*ABOUT THIS TASK*
Compute how many lines in the records below contain the string "time" and give that number without other output.

---*---

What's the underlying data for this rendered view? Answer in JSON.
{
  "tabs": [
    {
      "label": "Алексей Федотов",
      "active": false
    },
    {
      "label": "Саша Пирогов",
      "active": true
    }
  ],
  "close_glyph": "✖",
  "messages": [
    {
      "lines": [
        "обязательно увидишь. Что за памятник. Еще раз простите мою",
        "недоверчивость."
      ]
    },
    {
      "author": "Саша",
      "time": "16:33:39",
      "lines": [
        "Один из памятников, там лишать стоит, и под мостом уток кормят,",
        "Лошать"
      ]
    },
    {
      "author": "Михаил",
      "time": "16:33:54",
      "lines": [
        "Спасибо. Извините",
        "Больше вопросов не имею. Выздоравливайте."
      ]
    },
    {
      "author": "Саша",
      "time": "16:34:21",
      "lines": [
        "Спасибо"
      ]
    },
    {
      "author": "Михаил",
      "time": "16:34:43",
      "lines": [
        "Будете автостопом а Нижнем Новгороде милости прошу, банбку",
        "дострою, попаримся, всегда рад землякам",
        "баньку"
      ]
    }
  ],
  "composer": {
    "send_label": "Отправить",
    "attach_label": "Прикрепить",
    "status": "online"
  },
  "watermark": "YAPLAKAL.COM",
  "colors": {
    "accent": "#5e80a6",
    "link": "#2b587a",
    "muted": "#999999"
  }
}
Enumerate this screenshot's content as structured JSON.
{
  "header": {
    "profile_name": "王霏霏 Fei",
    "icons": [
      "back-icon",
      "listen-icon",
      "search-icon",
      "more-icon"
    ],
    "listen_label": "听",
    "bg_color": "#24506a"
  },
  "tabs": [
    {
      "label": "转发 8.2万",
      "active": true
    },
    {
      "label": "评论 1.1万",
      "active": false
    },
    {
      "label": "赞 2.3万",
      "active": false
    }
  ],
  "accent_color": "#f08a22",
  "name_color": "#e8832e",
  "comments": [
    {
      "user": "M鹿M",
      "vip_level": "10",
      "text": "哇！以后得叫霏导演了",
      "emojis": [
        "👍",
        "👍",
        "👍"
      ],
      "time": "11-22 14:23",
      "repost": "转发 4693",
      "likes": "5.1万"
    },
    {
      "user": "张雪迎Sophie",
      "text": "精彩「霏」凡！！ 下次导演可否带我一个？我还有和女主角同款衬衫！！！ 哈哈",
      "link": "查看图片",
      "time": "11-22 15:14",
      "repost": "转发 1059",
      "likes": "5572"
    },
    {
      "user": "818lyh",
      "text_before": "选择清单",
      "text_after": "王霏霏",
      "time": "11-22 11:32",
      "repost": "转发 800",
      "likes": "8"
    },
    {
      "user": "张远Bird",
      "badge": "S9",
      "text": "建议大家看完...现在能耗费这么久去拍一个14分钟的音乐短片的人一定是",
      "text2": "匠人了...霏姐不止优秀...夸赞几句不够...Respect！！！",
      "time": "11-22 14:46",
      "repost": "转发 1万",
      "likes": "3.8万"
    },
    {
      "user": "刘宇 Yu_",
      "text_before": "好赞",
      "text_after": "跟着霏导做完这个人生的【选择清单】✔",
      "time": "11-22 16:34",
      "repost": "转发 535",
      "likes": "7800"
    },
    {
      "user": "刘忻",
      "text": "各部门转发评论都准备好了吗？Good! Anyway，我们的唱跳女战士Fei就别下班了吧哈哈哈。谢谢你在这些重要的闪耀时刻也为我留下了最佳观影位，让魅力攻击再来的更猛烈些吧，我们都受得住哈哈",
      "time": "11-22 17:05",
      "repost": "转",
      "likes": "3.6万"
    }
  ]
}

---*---

*ANSWER SPACE*
10